He was just an old country doctor in a little Kentucky town
Fame and fortune had passed him by but we never saw him frown
As day by day in his kindly way he served us one and all
Now many a patient forgot to pay though Doc’s fee was small.
But Old Doc Brown didn’t seem to mind he didn’t even send out bills
His only ambition was to find it seems sure cures for aches and ills
Why nearly half the folks in my hometown yes I’m one of them too
Were ushered in by Old Doc Brown when we made our first debut.
Though he needed his dimes and there were times that he’d receive a fee
He’d pass it on to some poor soul that needed it worse than he
But when the depression hit our town and drained each meager purse
The scanty income of Old Doc Brown just went from bad to worse.
He had to sell all of his furniture why he couldn’t even pay his office rent
So to a dusty room over a livery stable Doc Brown and his satchel went
And on the hitchin’ post at the curb below to advertise his wares
He nailed a little sign that read Doc Brown has moved upstairs.
There he kept on helpin’ folks get well and his heart was just pure gold
But anyone with eyes could see that Doc was gettin’ old
And then one day he didn’t even answer when they knocked upon his door
Old Doc Brown was a layin’ down but his soul was no more.

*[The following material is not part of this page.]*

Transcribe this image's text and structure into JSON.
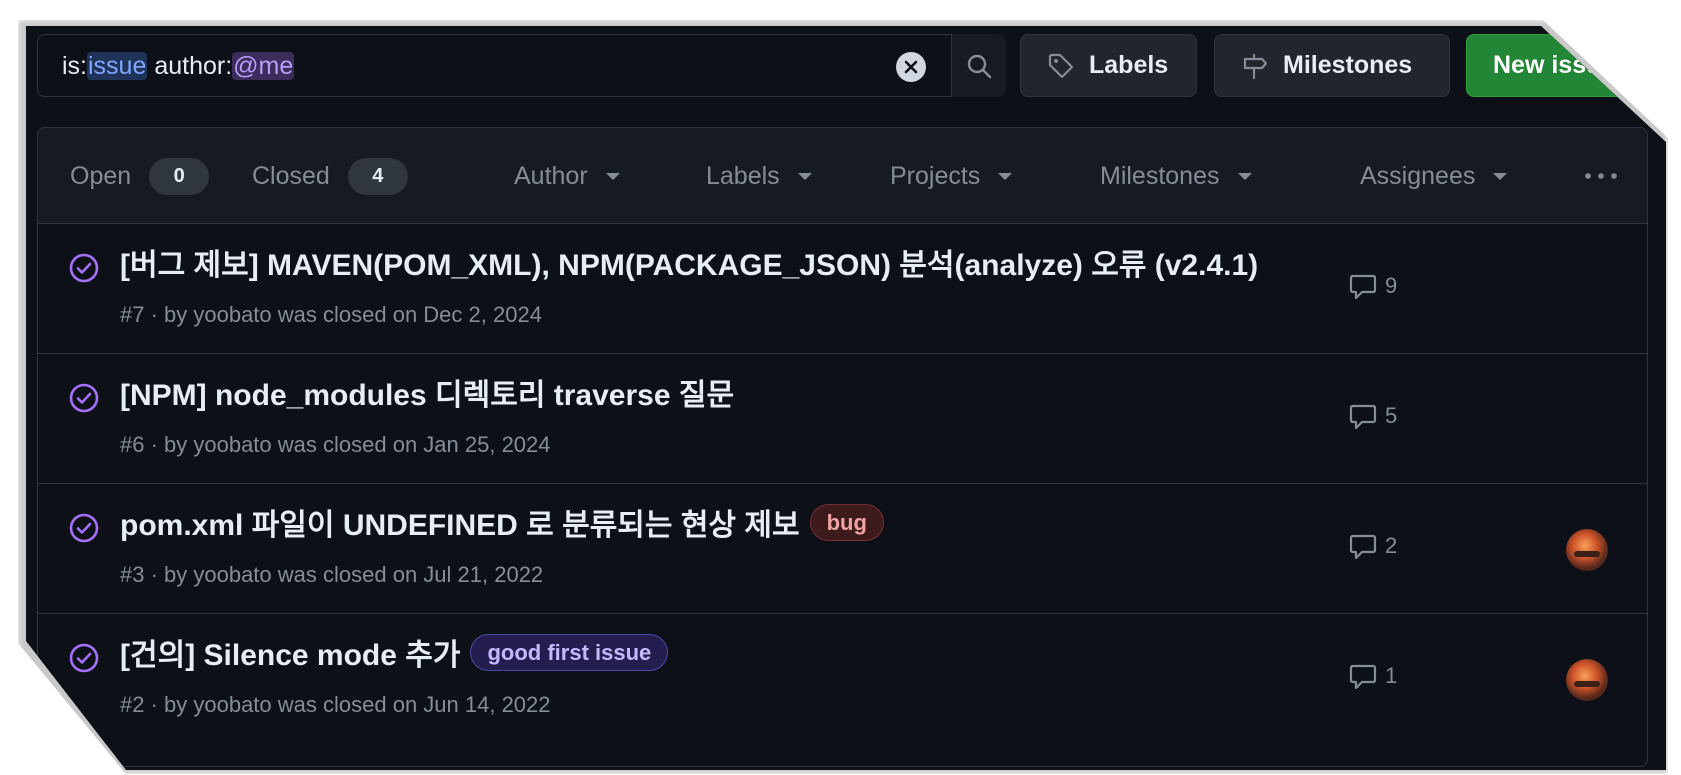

They found him there in that old black suit on his face was a smile of content
But all the money they could find on him was a quarter and a copper cent
So they opened up his ledger and what they saw gave their hearts a pull
Beside each debtor’s name old Doc had written these words paid in full.
It looked like the potter’s field for Doc and that caused us some alarm
Til someone ‘membered the family graveyard out on the Simmons farm
Old doc had brought six of their kids and Simmons was a grateful cuss
He said Doc’s been like one of the family and you can let him sleep with us.
Old Doc should have had a funeral fine enough for a king
It’s a ghastly joke our town was broke and no one could give a thing
Except Jones the undertaker he did mighty well
Donated an old iron casket that he had never been able to sell.
And the funeral procession it wasn’t much for grace and pomp and style
But those wagon-loads of mourners they stretched out for more than a mile
And we breathed a prayer as we layed him there to rest beneath the sod
This man who’d earned the right to be on speaking terms with God.
His grave was covered with flowers but not from the floral shops
Just roses and things from folks’ gardens and one or two dandelion pots
For the depression had hit our little town hard and each man carried a load
So some just picked the wildflowers as they passed along the road.
We wanted to give him a monument kinda figured we owed him one
Cause he’d made our town a better place for all the good he’d done
But monuments cost money so we did the best we could
And on his grave we gently placed a monument of wood.
We pulled up that old hitchin’ post where Doc had nailed his sign
We painted it white and to all of us it certainly did look fine
Now the rains and the snow has washed away our white trimmin’s of paint
And there’s nothin’ left but Doc’s own sign and that’s gettin’ pretty faint.
Still when southern breezes and flickering stars carress our sleeping town
And the pale moon shines through Kentucky pines on the grave of Old Doc Brown
You can still see that old hitchin’ post as if in answer to our prayers
Mutely tellin’ the whole wide world Doc Brown has moved upstairs…